-- Your objective --
Whenever a line of the records below contains the word "time", copy that line.

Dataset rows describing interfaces
* * * *
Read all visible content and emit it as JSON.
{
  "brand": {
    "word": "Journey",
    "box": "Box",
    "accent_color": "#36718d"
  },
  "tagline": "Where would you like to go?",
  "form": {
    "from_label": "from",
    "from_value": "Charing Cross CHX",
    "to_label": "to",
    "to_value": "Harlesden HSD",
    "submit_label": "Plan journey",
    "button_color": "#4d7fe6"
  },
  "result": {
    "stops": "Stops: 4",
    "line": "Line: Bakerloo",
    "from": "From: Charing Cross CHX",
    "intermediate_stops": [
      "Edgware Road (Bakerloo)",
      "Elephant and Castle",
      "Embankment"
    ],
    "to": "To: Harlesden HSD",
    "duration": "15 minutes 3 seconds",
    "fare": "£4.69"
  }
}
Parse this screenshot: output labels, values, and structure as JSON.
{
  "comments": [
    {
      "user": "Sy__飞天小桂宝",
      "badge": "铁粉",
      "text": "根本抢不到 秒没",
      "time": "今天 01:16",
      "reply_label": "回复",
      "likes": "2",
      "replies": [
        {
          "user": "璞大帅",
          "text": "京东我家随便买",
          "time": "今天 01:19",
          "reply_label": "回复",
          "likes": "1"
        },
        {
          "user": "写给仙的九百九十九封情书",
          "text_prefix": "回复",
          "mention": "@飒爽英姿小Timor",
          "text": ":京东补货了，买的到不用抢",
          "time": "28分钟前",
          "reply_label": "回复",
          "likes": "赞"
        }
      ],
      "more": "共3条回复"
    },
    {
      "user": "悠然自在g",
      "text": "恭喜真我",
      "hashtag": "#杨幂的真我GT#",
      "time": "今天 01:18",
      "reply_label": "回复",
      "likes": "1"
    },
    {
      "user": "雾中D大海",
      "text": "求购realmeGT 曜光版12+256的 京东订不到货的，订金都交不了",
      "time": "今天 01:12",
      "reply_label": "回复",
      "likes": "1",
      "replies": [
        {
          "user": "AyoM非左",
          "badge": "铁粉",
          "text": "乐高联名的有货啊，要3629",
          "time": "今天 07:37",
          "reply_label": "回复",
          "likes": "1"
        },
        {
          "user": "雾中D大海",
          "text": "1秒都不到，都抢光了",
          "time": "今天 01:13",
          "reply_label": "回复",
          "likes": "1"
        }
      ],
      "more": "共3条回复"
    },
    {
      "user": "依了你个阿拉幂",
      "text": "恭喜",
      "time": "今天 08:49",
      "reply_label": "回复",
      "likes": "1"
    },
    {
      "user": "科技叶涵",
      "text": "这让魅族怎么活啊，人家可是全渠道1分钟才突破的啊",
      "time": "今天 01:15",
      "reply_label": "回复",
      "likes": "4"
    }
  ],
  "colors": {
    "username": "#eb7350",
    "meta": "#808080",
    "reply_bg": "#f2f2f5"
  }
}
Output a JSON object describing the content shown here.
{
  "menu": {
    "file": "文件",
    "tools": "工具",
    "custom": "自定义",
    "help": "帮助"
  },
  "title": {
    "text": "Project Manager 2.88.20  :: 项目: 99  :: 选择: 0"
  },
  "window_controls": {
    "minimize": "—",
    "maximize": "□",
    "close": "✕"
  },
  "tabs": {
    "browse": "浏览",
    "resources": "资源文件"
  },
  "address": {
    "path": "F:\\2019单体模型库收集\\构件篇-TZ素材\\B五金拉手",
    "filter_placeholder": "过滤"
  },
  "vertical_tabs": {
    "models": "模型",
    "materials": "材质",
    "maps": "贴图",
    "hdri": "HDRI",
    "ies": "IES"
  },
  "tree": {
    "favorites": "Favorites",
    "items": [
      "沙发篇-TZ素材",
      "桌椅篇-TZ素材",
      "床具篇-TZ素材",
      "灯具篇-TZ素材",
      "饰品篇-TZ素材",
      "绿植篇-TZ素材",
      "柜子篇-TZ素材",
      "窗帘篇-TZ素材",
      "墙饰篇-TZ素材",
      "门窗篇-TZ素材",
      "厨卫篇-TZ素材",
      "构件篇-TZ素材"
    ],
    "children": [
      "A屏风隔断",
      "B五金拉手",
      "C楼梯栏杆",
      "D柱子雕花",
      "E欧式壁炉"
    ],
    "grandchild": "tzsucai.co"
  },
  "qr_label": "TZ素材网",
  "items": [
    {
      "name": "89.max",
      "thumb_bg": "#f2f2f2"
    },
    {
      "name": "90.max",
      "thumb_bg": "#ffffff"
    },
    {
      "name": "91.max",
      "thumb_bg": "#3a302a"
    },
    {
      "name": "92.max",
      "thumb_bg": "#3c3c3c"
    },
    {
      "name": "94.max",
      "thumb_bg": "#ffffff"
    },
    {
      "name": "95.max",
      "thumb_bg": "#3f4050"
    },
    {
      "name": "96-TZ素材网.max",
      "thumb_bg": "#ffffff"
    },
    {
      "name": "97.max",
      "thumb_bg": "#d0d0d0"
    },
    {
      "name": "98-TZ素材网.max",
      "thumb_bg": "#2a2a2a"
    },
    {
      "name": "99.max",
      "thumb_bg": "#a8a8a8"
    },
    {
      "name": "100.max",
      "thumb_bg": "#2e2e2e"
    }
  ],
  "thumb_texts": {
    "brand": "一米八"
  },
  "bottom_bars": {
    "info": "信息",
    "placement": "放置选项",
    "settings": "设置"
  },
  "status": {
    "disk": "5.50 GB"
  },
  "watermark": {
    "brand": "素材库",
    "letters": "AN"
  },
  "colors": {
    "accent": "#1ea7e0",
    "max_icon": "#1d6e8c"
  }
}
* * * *
-- Reply to the exercise --
      "time": "今天 01:16",
          "time": "今天 01:19",
          "time": "28分钟前",
      "time": "今天 01:18",
      "time": "今天 01:12",
          "time": "今天 07:37",
          "time": "今天 01:13",
      "time": "今天 08:49",
      "time": "今天 01:15",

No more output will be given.